Lanham, Md. — Nationwide, asphalt pavement mix producers continue to improve the sustainability profile of America’s roads through the incorporation of recycled materials and the use of energy-saving warm-mix asphalt technologies.

According to the latest survey of asphalt mix producers conducted by the National Asphalt Pavement Association (NAPA) in partnership with the Federal Highway Administration (FHWA), more than 75 million tons of recycled materials — primarily asphalt pavement material reclaimed from old roads and parking lots and recycled asphalt roofing shingles — was put to use in new asphalt pavement mixtures during the 2014 construction season.

“Asphalt pavements are inherently sustainable, because when we pave a road, we are putting in place material that can later be harvested for reuse in new pavements,” stated Michael Cote, 2015 NAPA Chairman and Executive Vice President & Chief Development Officer for The Lane Construction Corp. “No other material is recycled at a greater rate than asphalt pavements. Well over 99 percent of material removed during maintenance or repair activities ends up being put back to use in new pavements.”

The tons of asphalt pavement mixtures produced using recycled and reclaimed materials saw more than a 6 percent increase from 2013 to 2014, which is a significantly greater increase than the increase in total tons of asphalt mixture produced during the same time period.

The survey found that nearly 72 million tons of reclaimed asphalt pavement (RAP) and 1.9 million tons of reclaimed asphalt shingles (RAS) were used in new asphalt pavement mixes in the United States during 2014. An additional 9 million tons of RAP were used as aggregate, cold mix, and other road-building activities. Reclaiming and reusing the asphalt cement and aggregate in RAP and RAS saved about $2.8 billion in 2014 compared to the use of virgin asphalt binder and aggregates. This helps keep asphalt pavement mixture costs competitive and allows road owners to achieve more roadway maintenance and construction activities with limited budgets.

Producers were also asked in the survey about ground tire rubber, steel and blast furnace slags, and other waste material repurposed into pavements. Although national estimates of usage were not calculated, survey respondents reported using nearly 1.3 million tons of these materials in 2014 in the production of more than 8 million tons of asphalt pavement mixes.

In addition to increased use of recycled materials, asphalt mix producers continue to increase the use of energy-saving warm-mix asphalt technologies. In 2014, 113.8 million tons of warm-mix asphalt was produced — about a third of all asphalt pavement mix production. This marks a greater than 577 percent increase in the use of warm mix since 2009, the first year the survey was conducted.

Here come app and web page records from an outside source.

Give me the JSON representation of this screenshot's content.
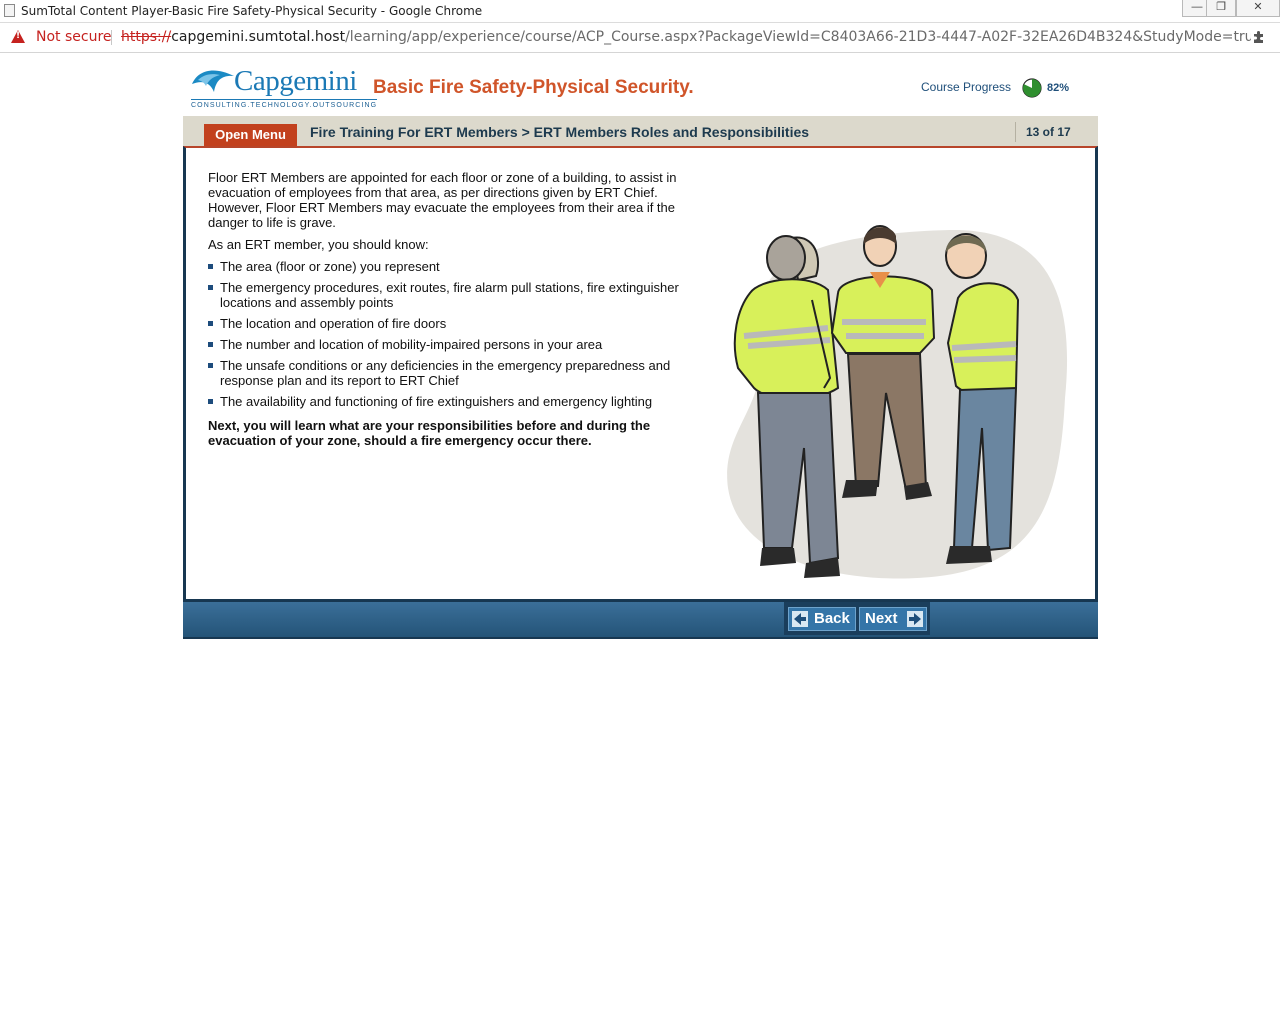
{
  "browser": {
    "window_title": "SumTotal Content Player-Basic Fire Safety-Physical Security - Google Chrome",
    "security_label": "Not secure",
    "url_scheme": "https://",
    "url_host": "capgemini.sumtotal.host",
    "url_path": "/learning/app/experience/course/ACP_Course.aspx?PackageViewId=C8403A66-21D3-4447-A02F-32EA26D4B324&StudyMode=true&InSchedule=t..."
  },
  "header": {
    "logo_wordmark": "Capgemini",
    "logo_tagline": "CONSULTING.TECHNOLOGY.OUTSOURCING",
    "course_title": "Basic Fire Safety-Physical Security.",
    "progress_label": "Course Progress",
    "progress_percent_text": "82%",
    "progress_fraction": 0.82
  },
  "navbar": {
    "open_menu_label": "Open Menu",
    "breadcrumb": "Fire Training For ERT Members > ERT Members Roles and Responsibilities",
    "pager": "13 of 17"
  },
  "content": {
    "intro": "Floor ERT Members are appointed for each floor or zone of a building, to assist in evacuation of employees from that area, as per directions given by ERT Chief. However, Floor ERT Members may evacuate the employees from their area if the danger to life is grave.",
    "know_heading": "As an ERT member, you should know:",
    "bullets": [
      "The area (floor or zone) you represent",
      "The emergency procedures, exit routes, fire alarm pull stations, fire extinguisher locations and assembly points",
      "The location and operation of fire doors",
      "The number and location of mobility-impaired persons in your area",
      "The unsafe conditions or any deficiencies in the emergency preparedness and response plan and its report to ERT Chief",
      "The availability and functioning of fire extinguishers and emergency lighting"
    ],
    "closing": "Next, you will learn what are your responsibilities before and during the evacuation of your zone, should a fire emergency occur there."
  },
  "footer": {
    "back_label": "Back",
    "next_label": "Next"
  },
  "colors": {
    "accent_orange": "#d0552a",
    "menu_red": "#c2411e",
    "navy": "#173751",
    "footer_blue": "#2f6591",
    "vest_yellow": "#d8f05a"
  }
}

Warm-mix asphalt is produced with a range of technologies that reduce the production and placement temperature of asphalt pavement mixtures. A variety of environmental, worker safety, and construction benefits have been realized through the adoption of warm-mix asphalt. In 2009, FHWA selected warm-mix asphalt as one of the first technologies targeted for deployment through its Every Day Counts initiative.

“In 15 states, more than half of all asphalt pavement mixtures were produced as warm-mix asphalt, and in six of them, more than 75 percent was produced as warm mix. This is an incredible rate of adoption for a technology introduced just a decade ago,” said NAPA President Mike Acott. “We are already seeing construction and performance benefits, as well as energy savings, with warm-mix asphalt. We continue to focus research and engineering efforts on the use of recycled materials, warm mix, and other innovations to make our long-lasting, high performance asphalt pavements even more sustainable.”

The survey was conducted in mid-2015. Results from 228 companies with 1,185 plants in all 50 states, along with data from State Asphalt Pavement Associations for 35 states were used to compile the report. A copy of the full survey report, including a state-by-state breakdown of the data, is available at